## Data
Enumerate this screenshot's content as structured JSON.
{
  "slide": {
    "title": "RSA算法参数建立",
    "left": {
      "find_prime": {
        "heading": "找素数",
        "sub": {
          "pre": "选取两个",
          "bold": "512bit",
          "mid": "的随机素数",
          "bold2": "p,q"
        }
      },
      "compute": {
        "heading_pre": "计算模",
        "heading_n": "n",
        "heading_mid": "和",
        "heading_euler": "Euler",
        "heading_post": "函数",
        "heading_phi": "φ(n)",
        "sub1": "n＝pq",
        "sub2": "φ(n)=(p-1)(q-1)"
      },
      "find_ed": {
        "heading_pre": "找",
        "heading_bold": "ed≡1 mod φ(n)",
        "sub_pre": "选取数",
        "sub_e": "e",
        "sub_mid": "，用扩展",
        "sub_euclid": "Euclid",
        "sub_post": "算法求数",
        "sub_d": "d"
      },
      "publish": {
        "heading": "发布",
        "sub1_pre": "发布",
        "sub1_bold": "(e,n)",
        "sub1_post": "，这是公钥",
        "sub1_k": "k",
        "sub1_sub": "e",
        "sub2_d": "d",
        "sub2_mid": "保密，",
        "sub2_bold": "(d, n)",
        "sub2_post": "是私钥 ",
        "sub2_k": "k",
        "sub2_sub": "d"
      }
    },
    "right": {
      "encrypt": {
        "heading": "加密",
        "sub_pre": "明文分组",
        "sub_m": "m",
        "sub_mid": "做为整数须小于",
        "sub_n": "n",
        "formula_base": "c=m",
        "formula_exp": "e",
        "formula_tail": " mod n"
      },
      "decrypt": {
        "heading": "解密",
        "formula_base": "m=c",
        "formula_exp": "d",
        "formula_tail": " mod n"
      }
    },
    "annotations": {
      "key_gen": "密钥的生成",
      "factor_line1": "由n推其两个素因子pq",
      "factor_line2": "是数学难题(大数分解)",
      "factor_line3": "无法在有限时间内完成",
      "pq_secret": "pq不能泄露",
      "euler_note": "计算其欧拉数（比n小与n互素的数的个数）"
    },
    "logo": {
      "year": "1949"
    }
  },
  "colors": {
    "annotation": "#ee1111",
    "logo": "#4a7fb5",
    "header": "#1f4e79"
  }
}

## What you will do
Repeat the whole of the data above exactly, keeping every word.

## Response box
Enumerate this screenshot's content as structured JSON.
{
  "slide": {
    "title": "RSA算法参数建立",
    "left": {
      "find_prime": {
        "heading": "找素数",
        "sub": {
          "pre": "选取两个",
          "bold": "512bit",
          "mid": "的随机素数",
          "bold2": "p,q"
        }
      },
      "compute": {
        "heading_pre": "计算模",
        "heading_n": "n",
        "heading_mid": "和",
        "heading_euler": "Euler",
        "heading_post": "函数",
        "heading_phi": "φ(n)",
        "sub1": "n＝pq",
        "sub2": "φ(n)=(p-1)(q-1)"
      },
      "find_ed": {
        "heading_pre": "找",
        "heading_bold": "ed≡1 mod φ(n)",
        "sub_pre": "选取数",
        "sub_e": "e",
        "sub_mid": "，用扩展",
        "sub_euclid": "Euclid",
        "sub_post": "算法求数",
        "sub_d": "d"
      },
      "publish": {
        "heading": "发布",
        "sub1_pre": "发布",
        "sub1_bold": "(e,n)",
        "sub1_post": "，这是公钥",
        "sub1_k": "k",
        "sub1_sub": "e",
        "sub2_d": "d",
        "sub2_mid": "保密，",
        "sub2_bold": "(d, n)",
        "sub2_post": "是私钥 ",
        "sub2_k": "k",
        "sub2_sub": "d"
      }
    },
    "right": {
      "encrypt": {
        "heading": "加密",
        "sub_pre": "明文分组",
        "sub_m": "m",
        "sub_mid": "做为整数须小于",
        "sub_n": "n",
        "formula_base": "c=m",
        "formula_exp": "e",
        "formula_tail": " mod n"
      },
      "decrypt": {
        "heading": "解密",
        "formula_base": "m=c",
        "formula_exp": "d",
        "formula_tail": " mod n"
      }
    },
    "annotations": {
      "key_gen": "密钥的生成",
      "factor_line1": "由n推其两个素因子pq",
      "factor_line2": "是数学难题(大数分解)",
      "factor_line3": "无法在有限时间内完成",
      "pq_secret": "pq不能泄露",
      "euler_note": "计算其欧拉数（比n小与n互素的数的个数）"
    },
    "logo": {
      "year": "1949"
    }
  },
  "colors": {
    "annotation": "#ee1111",
    "logo": "#4a7fb5",
    "header": "#1f4e79"
  }
}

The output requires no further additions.